Countless studies have been done that show that cacao (without added dairy or processed sugar) has a multitude of health benefits. Luckily for those of us who enjoy the sublime taste of raw chocolates, there are no scientific studies that have concluded that cacao is unhealthy.

One of the most intensive studies on the extreme health benefits of cacao was the twenty year Harvard University study of the Kuna Indians, who have  “among the lowest rates of cardiovascular disease in the world, even though they’re poor, have lousy sanitation and hygiene, no access to medicine…and yet, they have this remarkably low incident of heart attack, stroke, and high blood pressure: and they consume FOUR TO FIVE CUPS of cocoa a piece, every single day.” – Chris Kilham the “medicine hunter”.

The phytochemical analysis of cacao beans reveals that raw chocolate is perhaps the most chemically complex food on Earth. There are compounds yet to be discovered in this amazing live superfood.

Dr. Gabriel Cousens conducted a study on the health benefits of cacao in 2008. He discovered that raw cacao benefits diabetics as a safe food since it raises blood sugar less than almost any other food. He also discovered that it is not toxic to the liver, despite the false claims to the contrary. It only caused a problem when combined with excessive amounts of fructose containing sweeteners like agave.

Cacao contains more magnesium and chromium than ANY other food!

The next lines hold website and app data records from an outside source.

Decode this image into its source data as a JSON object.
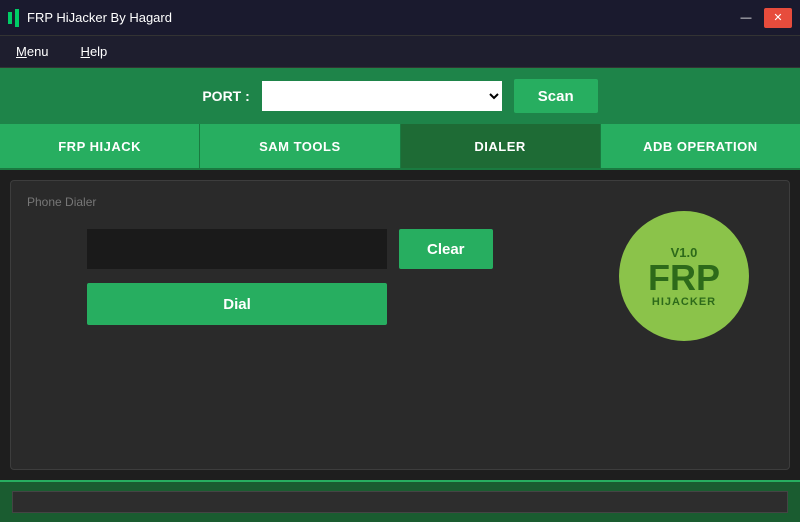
{
  "titleBar": {
    "title": "FRP HiJacker By Hagard",
    "minimizeLabel": "—",
    "closeLabel": "✕"
  },
  "menuBar": {
    "items": [
      {
        "id": "menu",
        "label": "Menu",
        "underlineIndex": 0
      },
      {
        "id": "help",
        "label": "Help",
        "underlineIndex": 0
      }
    ]
  },
  "portBar": {
    "portLabel": "PORT :",
    "scanLabel": "Scan"
  },
  "tabs": [
    {
      "id": "frp-hijack",
      "label": "FRP HIJACK",
      "active": false
    },
    {
      "id": "sam-tools",
      "label": "SAM TOOLS",
      "active": false
    },
    {
      "id": "dialer",
      "label": "DIALER",
      "active": true
    },
    {
      "id": "adb-operation",
      "label": "ADB OPERATION",
      "active": false
    }
  ],
  "dialerPanel": {
    "sectionLabel": "Phone Dialer",
    "clearLabel": "Clear",
    "dialLabel": "Dial",
    "inputPlaceholder": ""
  },
  "frpLogo": {
    "version": "V1.0",
    "mainText": "FRP",
    "subText": "HIJACKER"
  },
  "colors": {
    "green": "#27ae60",
    "darkGreen": "#1a5c30",
    "logoGreen": "#8bc34a",
    "logoText": "#2d6a1a"
  }
}
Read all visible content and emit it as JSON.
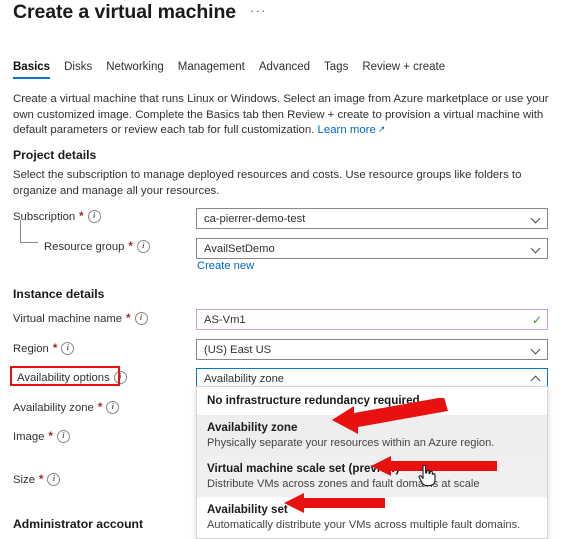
{
  "header": {
    "title": "Create a virtual machine",
    "more_menu": "···"
  },
  "tabs": [
    {
      "label": "Basics",
      "selected": true
    },
    {
      "label": "Disks",
      "selected": false
    },
    {
      "label": "Networking",
      "selected": false
    },
    {
      "label": "Management",
      "selected": false
    },
    {
      "label": "Advanced",
      "selected": false
    },
    {
      "label": "Tags",
      "selected": false
    },
    {
      "label": "Review + create",
      "selected": false
    }
  ],
  "intro": {
    "text": "Create a virtual machine that runs Linux or Windows. Select an image from Azure marketplace or use your own customized image. Complete the Basics tab then Review + create to provision a virtual machine with default parameters or review each tab for full customization. ",
    "link": "Learn more",
    "link_icon": "external-link-icon"
  },
  "project_details": {
    "heading": "Project details",
    "description": "Select the subscription to manage deployed resources and costs. Use resource groups like folders to organize and manage all your resources.",
    "subscription": {
      "label": "Subscription",
      "required": "*",
      "info": "i",
      "value": "ca-pierrer-demo-test"
    },
    "resource_group": {
      "label": "Resource group",
      "required": "*",
      "info": "i",
      "value": "AvailSetDemo",
      "create_new": "Create new"
    }
  },
  "instance_details": {
    "heading": "Instance details",
    "vm_name": {
      "label": "Virtual machine name",
      "required": "*",
      "info": "i",
      "value": "AS-Vm1",
      "valid_icon": "✓",
      "valid_color": "#2a9a3d",
      "border_color": "#c9a0dc"
    },
    "region": {
      "label": "Region",
      "required": "*",
      "info": "i",
      "value": "(US) East US"
    },
    "availability_options": {
      "label": "Availability options",
      "info": "i",
      "value": "Availability zone",
      "expanded": true,
      "chevron": "chevron-up-icon",
      "options": [
        {
          "title": "No infrastructure redundancy required",
          "subtitle": "",
          "highlighted": false
        },
        {
          "title": "Availability zone",
          "subtitle": "Physically separate your resources within an Azure region.",
          "highlighted": true
        },
        {
          "title": "Virtual machine scale set (preview)",
          "subtitle": "Distribute VMs across zones and fault domains at scale",
          "highlighted": true
        },
        {
          "title": "Availability set",
          "subtitle": "Automatically distribute your VMs across multiple fault domains.",
          "highlighted": false
        }
      ]
    },
    "availability_zone": {
      "label": "Availability zone",
      "required": "*",
      "info": "i"
    },
    "image": {
      "label": "Image",
      "required": "*",
      "info": "i"
    },
    "size": {
      "label": "Size",
      "required": "*",
      "info": "i"
    }
  },
  "administrator_account": {
    "heading": "Administrator account"
  },
  "annotations": {
    "highlight_color": "#e8110f",
    "box_target": "availability-options-label",
    "arrow_targets": [
      "Availability zone",
      "Virtual machine scale set (preview)",
      "Availability set"
    ]
  }
}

Most of us are deficient in magnesium, and it is critical to vibrant health because it has a role in over 300 cellular processes.

Cacao’s antioxidants have also been proven to dissolve plaque built up in the arteries, which can help in reversing heart disease and can also lower blood pressure. That is truly important considering that heart disease is the number one cause of death in the US and in many other places around the world.

Cacao also contains a significant amount of iron and chromium per serving. Iron is a critical mineral, as it is part of the oxygen carrying protein called hemoglobin that keeps our blood healthy. Chromium is an important trace mineral that helps balance blood sugar and assist in weight loss. Nearly 80% of Americans are deficient in this trace mineral. Cacao has enough chromium to help reverse deficiencies.

Cacao also contains:

Phenethylamine or PEA — a neurotransmitter known as the “love molecule”

Seratonin — a neurotransmitter that acts as a “stress defense shield”

Dopamine — a neurotransmitter that boosts motivation and pleasure

Coumarin — appetite suppressant, blood thinner and anti-tumor properties

Theobromine  — dilates blood vessels which naturally lowers blood pressure, taking strain off the heart. Also kills streptococci mutans one of the strains of bacteria that cause tooth decay.

Asparaginase  — an enzyme that has anti-leukemia properties

Tryptophan  — a commonly deficient amino acid

Truly raw cacao contains only a very small amount of caffeine, depending on the actual beans used, approximately the same amount as in decaffeinated coffee. So, for extremely sensitive individuals, raw cacao may need to be consumed in smaller amounts. Personally, I think cacao is a great superfood to add to a smoothie, make a raw brownie, or to have a piece of raw tempered chocolate for a sweet treat. When I make raw tempered chocolate, I like to pair it with the cooling calming foods like vanilla bean, mesquite, spirulina, blue green algae or reishi to make the chocolates not only taste delicious, but truly provide me with an alchemical medicinal food.

There is a lot of misinformation using the buzzword “adrenals” without a true nutritional understanding of how the adrenals work and how they get stressed. Some people are unfortunately missing out on a true super food because they have been told that cacao will stress their adrenals. In reality, four minerals are almost always deficient in someone with adrenal fatigue and magnesium is one of them. So the magnesium in cacao can actually provide a benefit.

It is important to remember that literally almost all plant foods contain different alkaloids which are toxic when isolated from the plant and taken in large doses. This does not mean that the plants that contain them need to be avoided. (think kale, broccoli, beans, legumes etc…) When a persons body begins accumulating too much of a certain alkaloid, a natural aversion to that food begins to develop until the metabolism of the body has removed that compound.


  • 1 1/2 cup hazelnuts
  • 1/2 cup + 2 TBSP raw cacao powder
  • 1/3 cup dried, unsweetened coconut
  • 2 teaspoons cinnamon
  • 2 teaspoons vanilla (optional)
  • 1 cup dates, pitted
  • 1/4 cup maple syrup
  • 1 or more tablespoons of water, if needed

In food processor, blend hazelnuts, cacao, coconut, cinnamon and vanilla until mixed well. Add dates and process until well blended. Press mix into a square pan and refrigerate. Cut into squares and dust with raw cacao powder and enjoy!